■ Your task: Take each line in the entries below that holds "index" and show it.

Interface dataset entries:

= Beginning of Section =

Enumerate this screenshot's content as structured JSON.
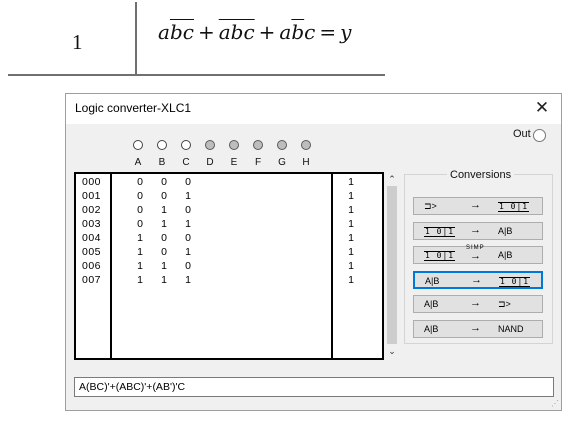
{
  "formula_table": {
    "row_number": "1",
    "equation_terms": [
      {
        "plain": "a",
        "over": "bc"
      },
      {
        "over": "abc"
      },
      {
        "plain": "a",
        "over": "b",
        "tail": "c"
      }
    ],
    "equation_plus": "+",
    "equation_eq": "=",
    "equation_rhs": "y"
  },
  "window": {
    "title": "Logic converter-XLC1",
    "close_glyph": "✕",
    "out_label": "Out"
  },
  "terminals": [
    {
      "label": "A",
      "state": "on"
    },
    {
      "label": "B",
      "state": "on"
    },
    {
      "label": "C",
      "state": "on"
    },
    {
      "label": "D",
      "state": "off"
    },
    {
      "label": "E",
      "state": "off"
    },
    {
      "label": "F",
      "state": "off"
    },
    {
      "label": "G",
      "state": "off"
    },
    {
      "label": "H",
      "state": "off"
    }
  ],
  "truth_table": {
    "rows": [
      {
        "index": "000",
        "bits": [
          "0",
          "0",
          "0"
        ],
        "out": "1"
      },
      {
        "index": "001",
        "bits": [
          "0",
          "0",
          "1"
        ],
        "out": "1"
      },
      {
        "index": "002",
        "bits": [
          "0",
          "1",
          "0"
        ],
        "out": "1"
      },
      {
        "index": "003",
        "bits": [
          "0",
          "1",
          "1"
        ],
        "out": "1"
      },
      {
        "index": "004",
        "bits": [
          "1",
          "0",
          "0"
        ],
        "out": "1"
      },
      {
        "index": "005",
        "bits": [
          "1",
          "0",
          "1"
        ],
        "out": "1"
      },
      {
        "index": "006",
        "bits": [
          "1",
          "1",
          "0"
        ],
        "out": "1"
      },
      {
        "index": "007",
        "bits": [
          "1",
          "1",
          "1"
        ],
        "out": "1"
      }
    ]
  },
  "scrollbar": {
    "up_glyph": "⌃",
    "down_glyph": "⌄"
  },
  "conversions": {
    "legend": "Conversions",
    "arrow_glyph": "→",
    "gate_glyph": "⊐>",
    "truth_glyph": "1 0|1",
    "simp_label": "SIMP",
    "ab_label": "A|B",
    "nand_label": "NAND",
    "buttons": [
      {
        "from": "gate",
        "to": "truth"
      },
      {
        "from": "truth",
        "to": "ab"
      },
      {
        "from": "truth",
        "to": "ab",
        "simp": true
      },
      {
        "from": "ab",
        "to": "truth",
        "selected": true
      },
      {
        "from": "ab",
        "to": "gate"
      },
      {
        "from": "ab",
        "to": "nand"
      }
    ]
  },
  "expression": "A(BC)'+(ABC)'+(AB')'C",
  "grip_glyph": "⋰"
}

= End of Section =

■ Problem solution:
        "index": "000",
        "index": "001",
        "index": "002",
        "index": "003",
        "index": "004",
        "index": "005",
        "index": "006",
        "index": "007",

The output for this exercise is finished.